The European Commission seeks to combat longstanding issues under the General Data Protection Regulation (GDPR) regarding cross-border cases with new proposed rules.
The GDPR Procedural Regulation, announced Tuesday, would not alter the GDPR but serve as a compliment to the landmark data privacy legislation, helping to establish clearer guidelines around the law’s “one-stop shop” mechanism. Under the one-stop shop, cross-border cases against companies are led by the relevant data protection authority (DPA) in the region in which the business is headquartered.
The mechanism has led to criticism and disagreement between EU DPAs, most notably regarding Ireland’s policing of Big Tech giants including Meta, Google, and Twitter.
“The proposal complements the GDPR by specifying detailed procedural rules for the cross-border enforcement system,” said the European Commission in a Q&A document. “The regulation will operate within the framework established by the GDPR.”
No changes would be made regarding roles in cross-border enforcement procedures under the regulation.

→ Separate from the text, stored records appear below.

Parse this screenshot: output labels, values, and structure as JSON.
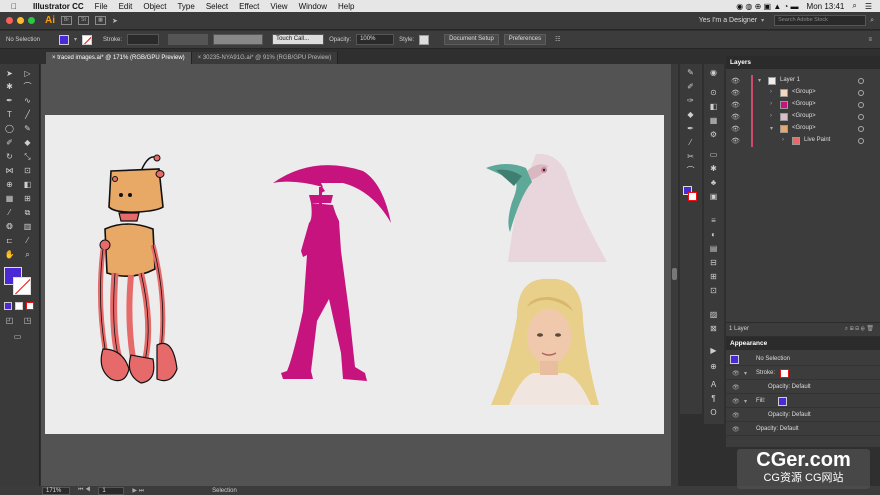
{
  "macbar": {
    "app_name": "Illustrator CC",
    "menus": [
      "File",
      "Edit",
      "Object",
      "Type",
      "Select",
      "Effect",
      "View",
      "Window",
      "Help"
    ],
    "clock": "Mon 13:41"
  },
  "appbar": {
    "logo": "Ai",
    "workspace": "Yes I'm a Designer",
    "search_placeholder": "Search Adobe Stock"
  },
  "control": {
    "selection_label": "No Selection",
    "stroke_label": "Stroke:",
    "brush_value": "Touch Call...",
    "opacity_label": "Opacity:",
    "opacity_value": "100%",
    "style_label": "Style:",
    "doc_setup": "Document Setup",
    "preferences": "Preferences",
    "fill_color": "#4b2ad6"
  },
  "tabs": [
    {
      "label": "traced images.ai* @ 171% (RGB/GPU Preview)"
    },
    {
      "label": "30235-NYA91G.ai* @ 91% (RGB/GPU Preview)"
    }
  ],
  "status": {
    "zoom": "171%",
    "artboard": "1",
    "tool": "Selection"
  },
  "layers": {
    "title": "Layers",
    "rows": [
      {
        "label": "Layer 1"
      },
      {
        "label": "<Group>"
      },
      {
        "label": "<Group>"
      },
      {
        "label": "<Group>"
      },
      {
        "label": "<Group>"
      },
      {
        "label": "Live Paint"
      }
    ],
    "footer": "1 Layer"
  },
  "appearance": {
    "title": "Appearance",
    "selection": "No Selection",
    "stroke": "Stroke:",
    "stroke_opacity": "Opacity: Default",
    "fill": "Fill:",
    "fill_opacity": "Opacity: Default",
    "opacity": "Opacity: Default"
  },
  "watermark": {
    "line1": "CGer.com",
    "line2": "CG资源 CG网站"
  },
  "colors": {
    "magenta": "#c7137e",
    "robot_body": "#e8a866",
    "robot_legs": "#e76a6a",
    "accent_fill": "#4b2ad6"
  }
}
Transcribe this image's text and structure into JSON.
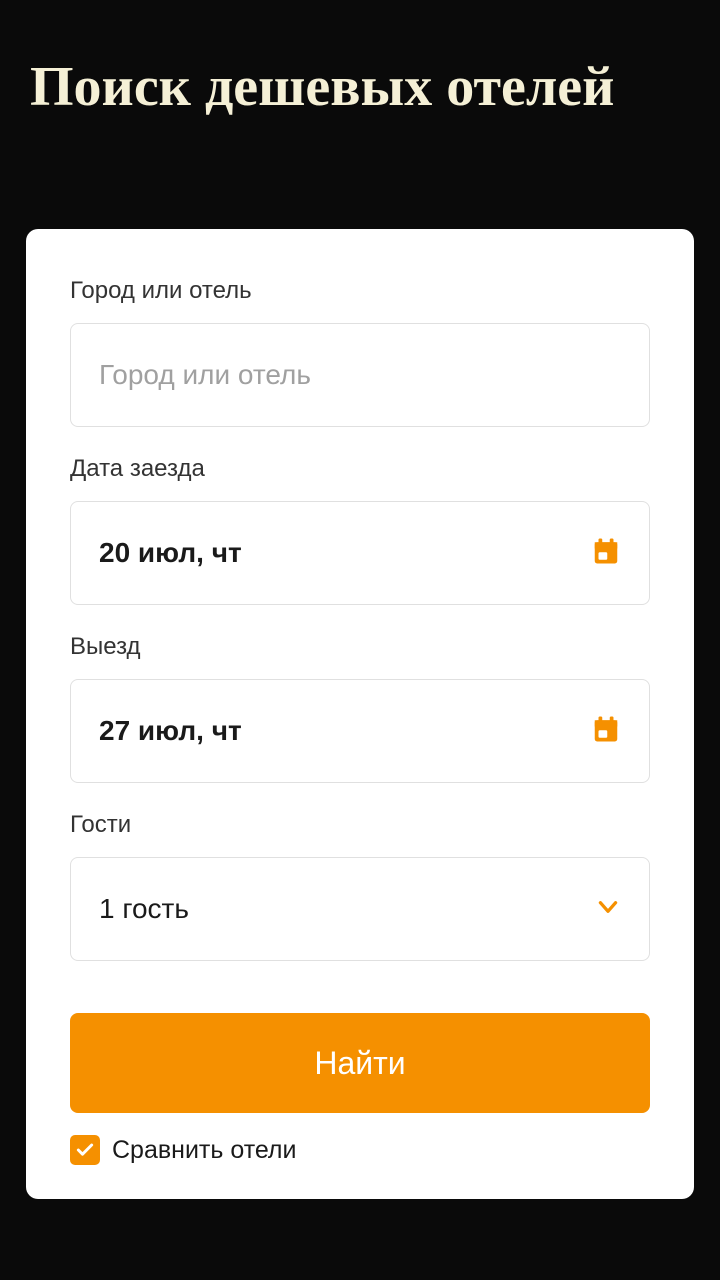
{
  "title": "Поиск дешевых отелей",
  "form": {
    "city": {
      "label": "Город или отель",
      "placeholder": "Город или отель",
      "value": ""
    },
    "checkin": {
      "label": "Дата заезда",
      "value": "20 июл, чт"
    },
    "checkout": {
      "label": "Выезд",
      "value": "27 июл, чт"
    },
    "guests": {
      "label": "Гости",
      "value": "1 гость"
    },
    "submit_label": "Найти",
    "compare_label": "Сравнить отели",
    "compare_checked": true
  },
  "colors": {
    "accent": "#f59000",
    "title": "#f5f0d6"
  }
}
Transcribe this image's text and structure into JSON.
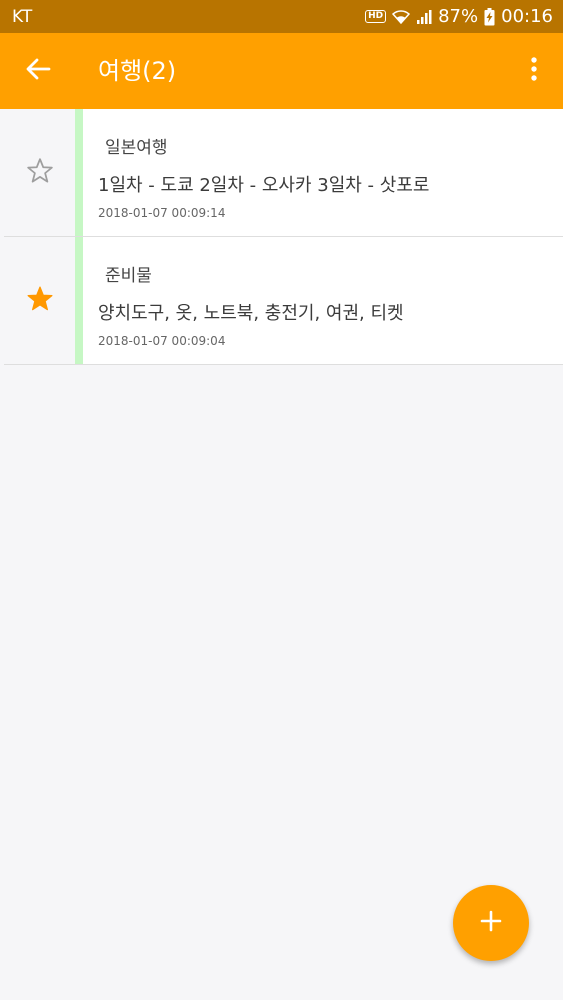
{
  "status_bar": {
    "carrier": "KT",
    "hd_badge": "HD",
    "battery_percent": "87%",
    "time": "00:16"
  },
  "app_bar": {
    "title": "여행(2)",
    "back_icon": "arrow-back-icon",
    "menu_icon": "more-vert-icon",
    "color": "#ffa000"
  },
  "notes": [
    {
      "starred": false,
      "title": "일본여행",
      "body": "1일차 - 도쿄 2일차 - 오사카 3일차 - 삿포로",
      "date": "2018-01-07 00:09:14"
    },
    {
      "starred": true,
      "title": "준비물",
      "body": "양치도구, 옷, 노트북, 충전기, 여권, 티켓",
      "date": "2018-01-07 00:09:04"
    }
  ],
  "colors": {
    "accent": "#ffa000",
    "status_bar": "#b87400",
    "note_marker": "#c6f7c4",
    "star_filled": "#ff9800",
    "star_outline": "#9e9e9e"
  },
  "fab": {
    "icon": "plus-icon"
  }
}
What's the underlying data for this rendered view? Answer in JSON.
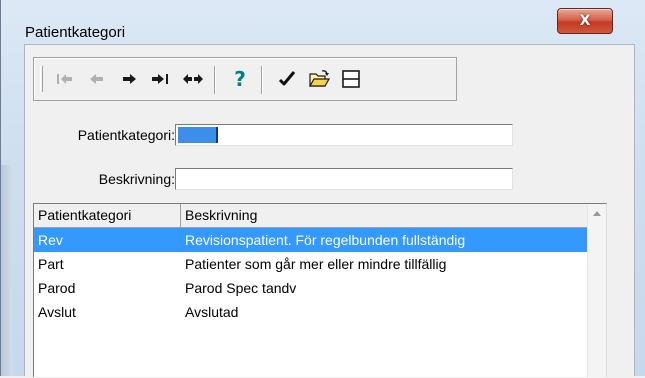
{
  "window": {
    "title": "Patientkategori",
    "close_glyph": "X"
  },
  "toolbar": {
    "buttons": [
      {
        "icon": "first-record-icon",
        "enabled": false
      },
      {
        "icon": "previous-record-icon",
        "enabled": false
      },
      {
        "icon": "next-record-icon",
        "enabled": true
      },
      {
        "icon": "last-record-icon",
        "enabled": true
      },
      {
        "icon": "swap-records-icon",
        "enabled": true
      },
      {
        "icon": "help-icon",
        "enabled": true,
        "glyph": "?"
      },
      {
        "icon": "checkmark-icon",
        "enabled": true
      },
      {
        "icon": "open-folder-icon",
        "enabled": true
      },
      {
        "icon": "split-view-icon",
        "enabled": true
      }
    ]
  },
  "form": {
    "kategori_label": "Patientkategori:",
    "kategori_value": "",
    "beskrivning_label": "Beskrivning:",
    "beskrivning_value": ""
  },
  "grid": {
    "columns": [
      "Patientkategori",
      "Beskrivning"
    ],
    "rows": [
      {
        "kategori": "Rev",
        "beskrivning": "Revisionspatient. För regelbunden fullständig",
        "selected": true
      },
      {
        "kategori": "Part",
        "beskrivning": "Patienter som går mer eller mindre tillfällig",
        "selected": false
      },
      {
        "kategori": "Parod",
        "beskrivning": "Parod Spec tandv",
        "selected": false
      },
      {
        "kategori": "Avslut",
        "beskrivning": "Avslutad",
        "selected": false
      }
    ]
  },
  "colors": {
    "selection": "#3399ff",
    "nav_arrow_enabled": "#1a1a1a",
    "nav_arrow_disabled": "#b0b0b0",
    "help": "#008080",
    "close_button": "#c6452c"
  }
}
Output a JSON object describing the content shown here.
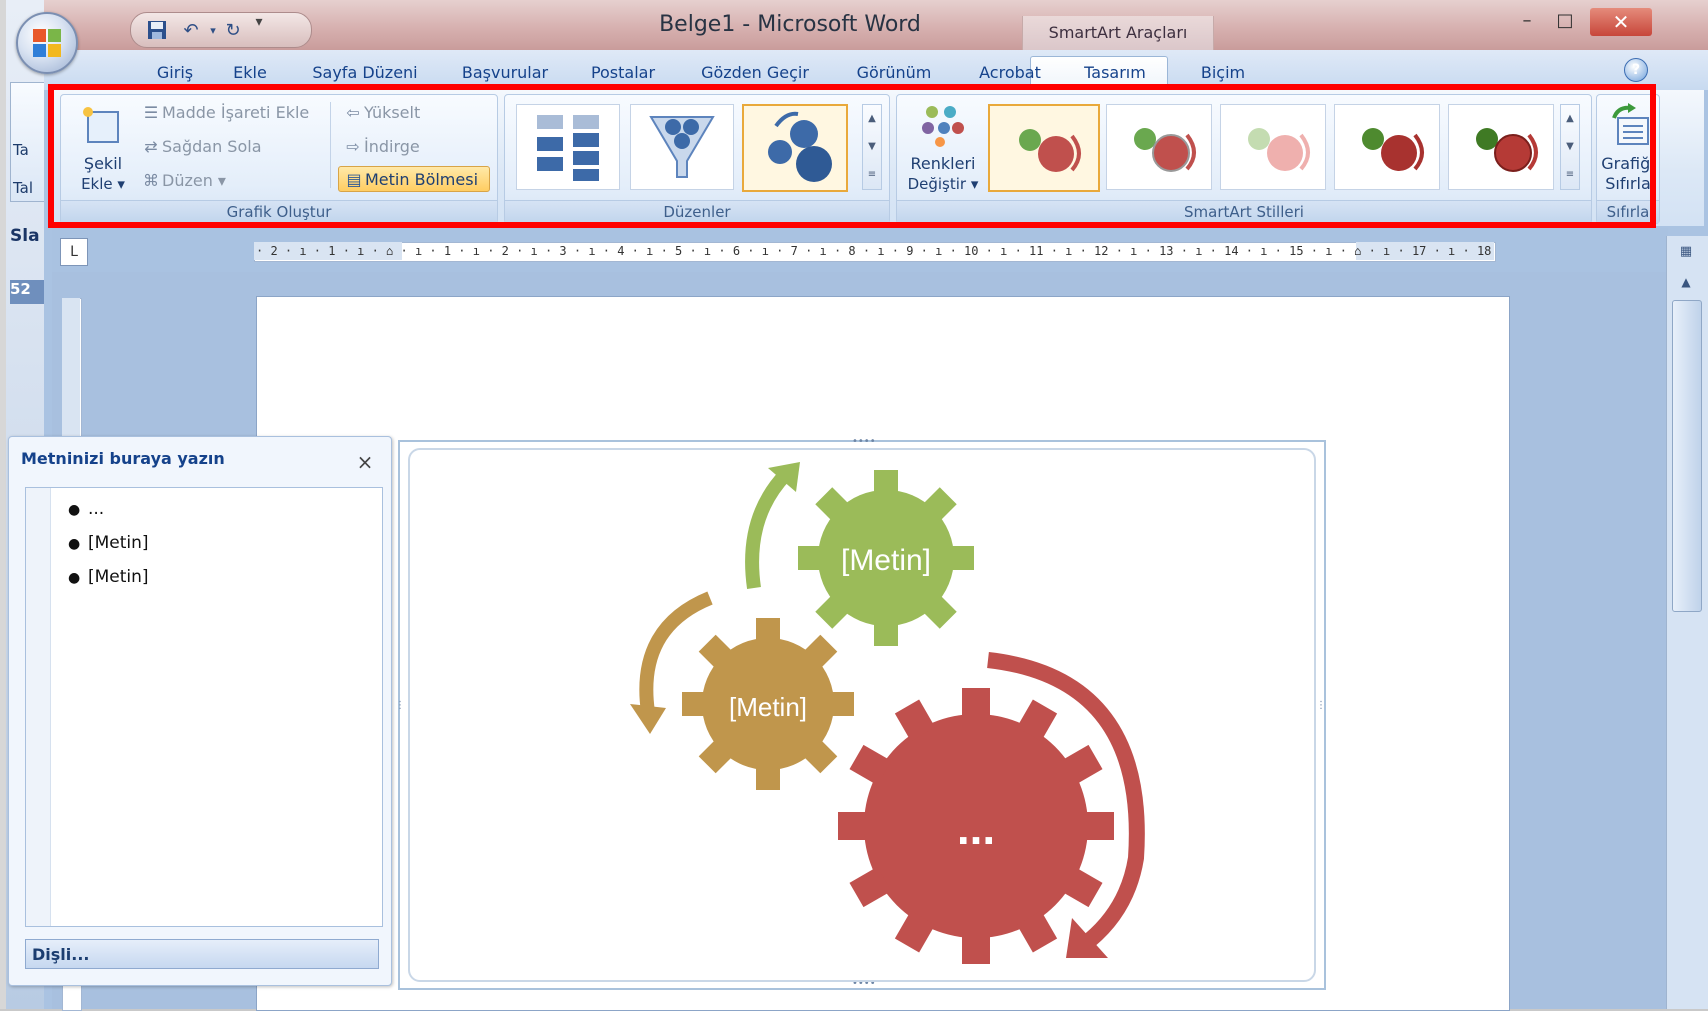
{
  "window": {
    "title": "Belge1 - Microsoft Word",
    "tools_label": "SmartArt Araçları",
    "min_glyph": "–",
    "max_glyph": "□",
    "close_glyph": "✕"
  },
  "qat": {
    "save_icon": "save-icon",
    "undo_icon": "undo-icon",
    "redo_icon": "redo-icon",
    "customize_glyph": "▾"
  },
  "tabs": [
    "Giriş",
    "Ekle",
    "Sayfa Düzeni",
    "Başvurular",
    "Postalar",
    "Gözden Geçir",
    "Görünüm",
    "Acrobat",
    "Tasarım",
    "Biçim"
  ],
  "active_tab": "Tasarım",
  "ribbon": {
    "grafik_olustur": {
      "label": "Grafik Oluştur",
      "sekil_ekle_line1": "Şekil",
      "sekil_ekle_line2": "Ekle ▾",
      "madde_isareti_ekle": "Madde İşareti Ekle",
      "sagdan_sola": "Sağdan Sola",
      "duzen": "Düzen ▾",
      "yukselt": "Yükselt",
      "indirge": "İndirge",
      "metin_bolmesi": "Metin Bölmesi"
    },
    "duzenler": {
      "label": "Düzenler",
      "layouts": [
        "vertical-list-layout",
        "funnel-layout",
        "gear-layout"
      ],
      "selected_index": 2
    },
    "renkleri_degistir_line1": "Renkleri",
    "renkleri_degistir_line2": "Değiştir ▾",
    "smartart_stilleri": {
      "label": "SmartArt Stilleri",
      "styles": [
        "style-flat",
        "style-subtle",
        "style-light",
        "style-moderate",
        "style-intense"
      ],
      "selected_index": 0
    },
    "sifirla": {
      "label": "Sıfırla",
      "button_line1": "Grafiği",
      "button_line2": "Sıfırla"
    }
  },
  "backdrop": {
    "tab_stub": "Ta",
    "tab_stub2": "Tal",
    "slides_stub": "Sla",
    "number_stub": "52"
  },
  "ruler": {
    "corner_glyph": "L",
    "ticks": "· 2 · ı · 1 · ı · ⌂ · ı · 1 · ı · 2 · ı · 3 · ı · 4 · ı · 5 · ı · 6 · ı · 7 · ı · 8 · ı · 9 · ı · 10 · ı · 11 · ı · 12 · ı · 13 · ı · 14 · ı · 15 · ı · ⌂ · ı · 17 · ı · 18 ·"
  },
  "text_pane": {
    "title": "Metninizi buraya yazın",
    "close_glyph": "×",
    "items": [
      "...",
      "[Metin]",
      "[Metin]"
    ],
    "bullet": "●",
    "link": "Dişli..."
  },
  "smartart": {
    "gear_green_text": "[Metin]",
    "gear_gold_text": "[Metin]",
    "gear_red_text": "...",
    "colors": {
      "green": "#9bbb59",
      "gold": "#c0964c",
      "red": "#c0504d"
    }
  },
  "colors": {
    "accent_frame": "#ff0000",
    "tab_text": "#15428b"
  }
}
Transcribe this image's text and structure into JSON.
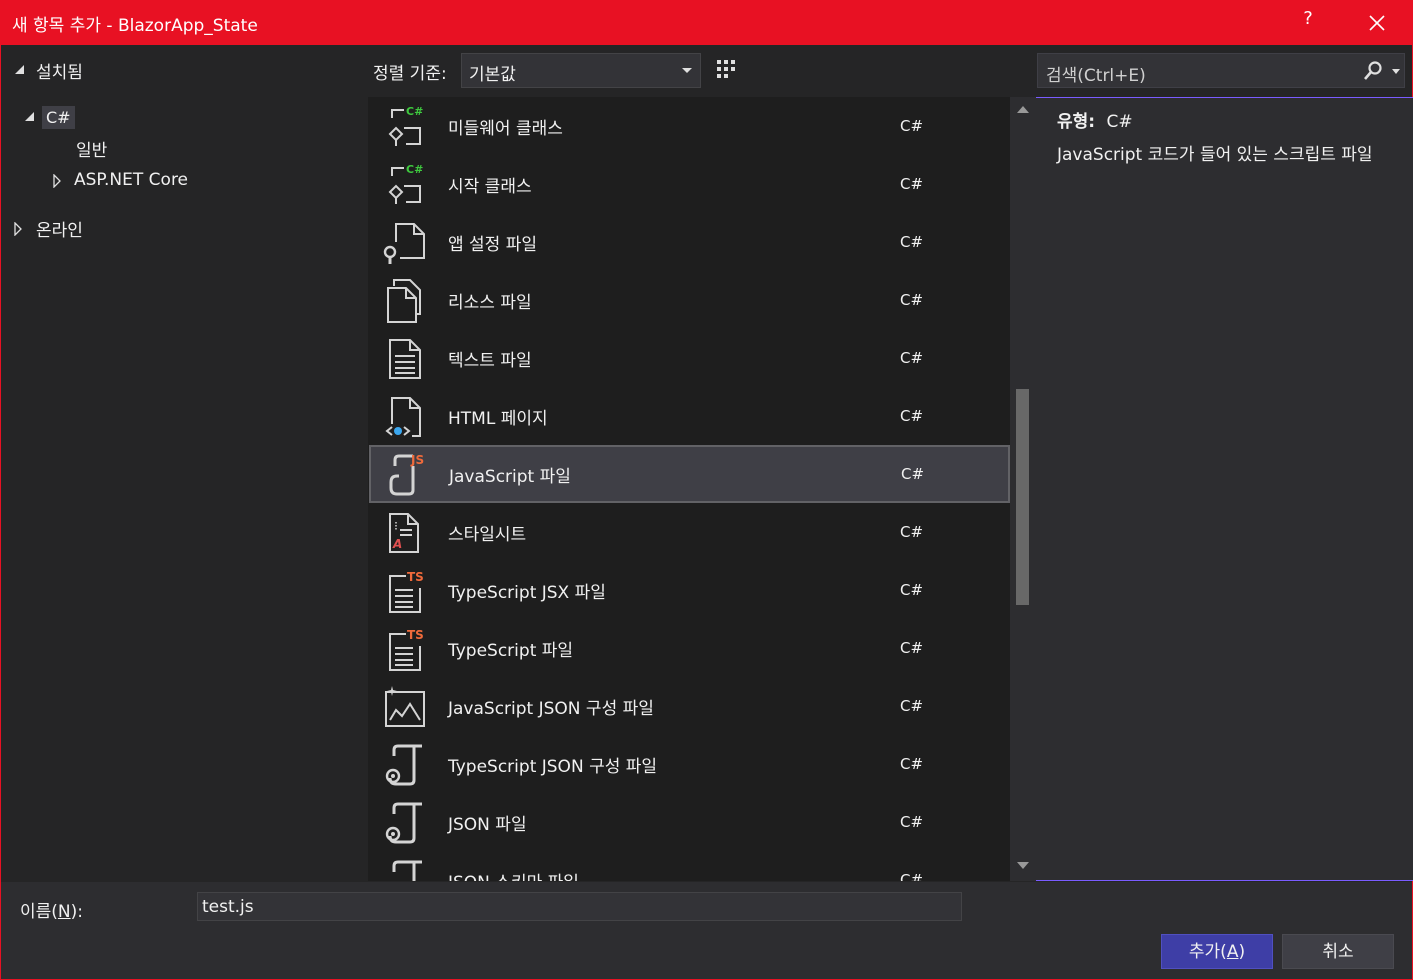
{
  "window": {
    "title": "새 항목 추가 - BlazorApp_State",
    "help_label": "?",
    "close_icon": "close-icon"
  },
  "tree": {
    "installed": "설치됨",
    "csharp": "C#",
    "general": "일반",
    "aspnet": "ASP.NET Core",
    "online": "온라인"
  },
  "sort": {
    "label": "정렬 기준:",
    "value": "기본값"
  },
  "search": {
    "placeholder": "검색(Ctrl+E)"
  },
  "items": [
    {
      "name": "미들웨어 클래스",
      "lang": "C#",
      "icon": "middleware-class-icon"
    },
    {
      "name": "시작 클래스",
      "lang": "C#",
      "icon": "startup-class-icon"
    },
    {
      "name": "앱 설정 파일",
      "lang": "C#",
      "icon": "app-settings-icon"
    },
    {
      "name": "리소스 파일",
      "lang": "C#",
      "icon": "resource-file-icon"
    },
    {
      "name": "텍스트 파일",
      "lang": "C#",
      "icon": "text-file-icon"
    },
    {
      "name": "HTML 페이지",
      "lang": "C#",
      "icon": "html-page-icon"
    },
    {
      "name": "JavaScript 파일",
      "lang": "C#",
      "icon": "javascript-file-icon",
      "selected": true
    },
    {
      "name": "스타일시트",
      "lang": "C#",
      "icon": "stylesheet-icon"
    },
    {
      "name": "TypeScript JSX 파일",
      "lang": "C#",
      "icon": "typescript-jsx-icon"
    },
    {
      "name": "TypeScript 파일",
      "lang": "C#",
      "icon": "typescript-file-icon"
    },
    {
      "name": "JavaScript JSON 구성 파일",
      "lang": "C#",
      "icon": "js-json-config-icon"
    },
    {
      "name": "TypeScript JSON 구성 파일",
      "lang": "C#",
      "icon": "ts-json-config-icon"
    },
    {
      "name": "JSON 파일",
      "lang": "C#",
      "icon": "json-file-icon"
    },
    {
      "name": "JSON 스키마 파일",
      "lang": "C#",
      "icon": "json-schema-icon"
    }
  ],
  "details": {
    "type_label": "유형:",
    "type_value": "C#",
    "description": "JavaScript 코드가 들어 있는 스크립트 파일"
  },
  "footer": {
    "name_label_pre": "이름(",
    "name_label_key": "N",
    "name_label_post": "):",
    "name_value": "test.js",
    "add_pre": "추가(",
    "add_key": "A",
    "add_post": ")",
    "cancel_label": "취소"
  },
  "colors": {
    "accent": "#e81123",
    "add_button": "#3e3ea6",
    "selected_row": "#3f3f46"
  }
}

Rather, the proposal would add additional steps in such cases in an effort to “facilitate early consensus-building and to reduce disagreements later in the process,” the European Commission said.
“Early in an investigation, the lead DPA must send a ‘summary of key issues’ to their counterparts concerned in the EU,” explained the commission. “This summary identifies the main elements subject to investigation and the lead DPA’s views on the case. This will ensure that the DPAs concerned have all the necessary information to provide their views on the case at an early stage.
“Should a DPA disagree with the lead DPA’s assessment, this authority can request a joint operation or mutual assistance mechanism, as provided by the GDPR. Should the DPAs still disagree on the scope of a complaint-based case, the proposal empowers the European Data Protection Board (EDPB) to adopt an urgent binding resolution to resolve such disagreement early in the process.”
The proposal would also clarify complainants’ rights in cross-border cases and the rights of companies under investigation to hear and respond to a DPA’s preliminary findings against them.
During an event in May marking five years since the GDPR entered force, EU officials first teased the proposal, saying it came in response to an EDPB “wish list” about how cooperation among DPAs and enforcement could be improved.
“It is clear that enforcement of GDPR works, but the procedures in cross-border cases can be still improved,” said European Commissioner for Justice Didier Reynders in the commission’s release. “[W]e have come forward with this proposal to show that we can do better to have quicker and more efficient handling of cases.”